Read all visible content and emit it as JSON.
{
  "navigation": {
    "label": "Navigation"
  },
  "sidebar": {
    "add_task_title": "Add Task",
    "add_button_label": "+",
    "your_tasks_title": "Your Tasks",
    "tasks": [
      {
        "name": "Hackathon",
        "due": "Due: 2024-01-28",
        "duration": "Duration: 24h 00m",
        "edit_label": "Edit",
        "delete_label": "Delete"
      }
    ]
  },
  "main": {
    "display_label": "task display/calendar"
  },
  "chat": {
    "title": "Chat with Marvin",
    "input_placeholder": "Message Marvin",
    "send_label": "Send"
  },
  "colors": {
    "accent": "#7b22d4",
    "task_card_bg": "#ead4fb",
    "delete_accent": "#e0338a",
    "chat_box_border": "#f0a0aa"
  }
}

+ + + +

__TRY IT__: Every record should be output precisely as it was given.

__EXERCISE OUTPUT__:
Read all visible content and emit it as JSON.
{
  "navigation": {
    "label": "Navigation"
  },
  "sidebar": {
    "add_task_title": "Add Task",
    "add_button_label": "+",
    "your_tasks_title": "Your Tasks",
    "tasks": [
      {
        "name": "Hackathon",
        "due": "Due: 2024-01-28",
        "duration": "Duration: 24h 00m",
        "edit_label": "Edit",
        "delete_label": "Delete"
      }
    ]
  },
  "main": {
    "display_label": "task display/calendar"
  },
  "chat": {
    "title": "Chat with Marvin",
    "input_placeholder": "Message Marvin",
    "send_label": "Send"
  },
  "colors": {
    "accent": "#7b22d4",
    "task_card_bg": "#ead4fb",
    "delete_accent": "#e0338a",
    "chat_box_border": "#f0a0aa"
  }
}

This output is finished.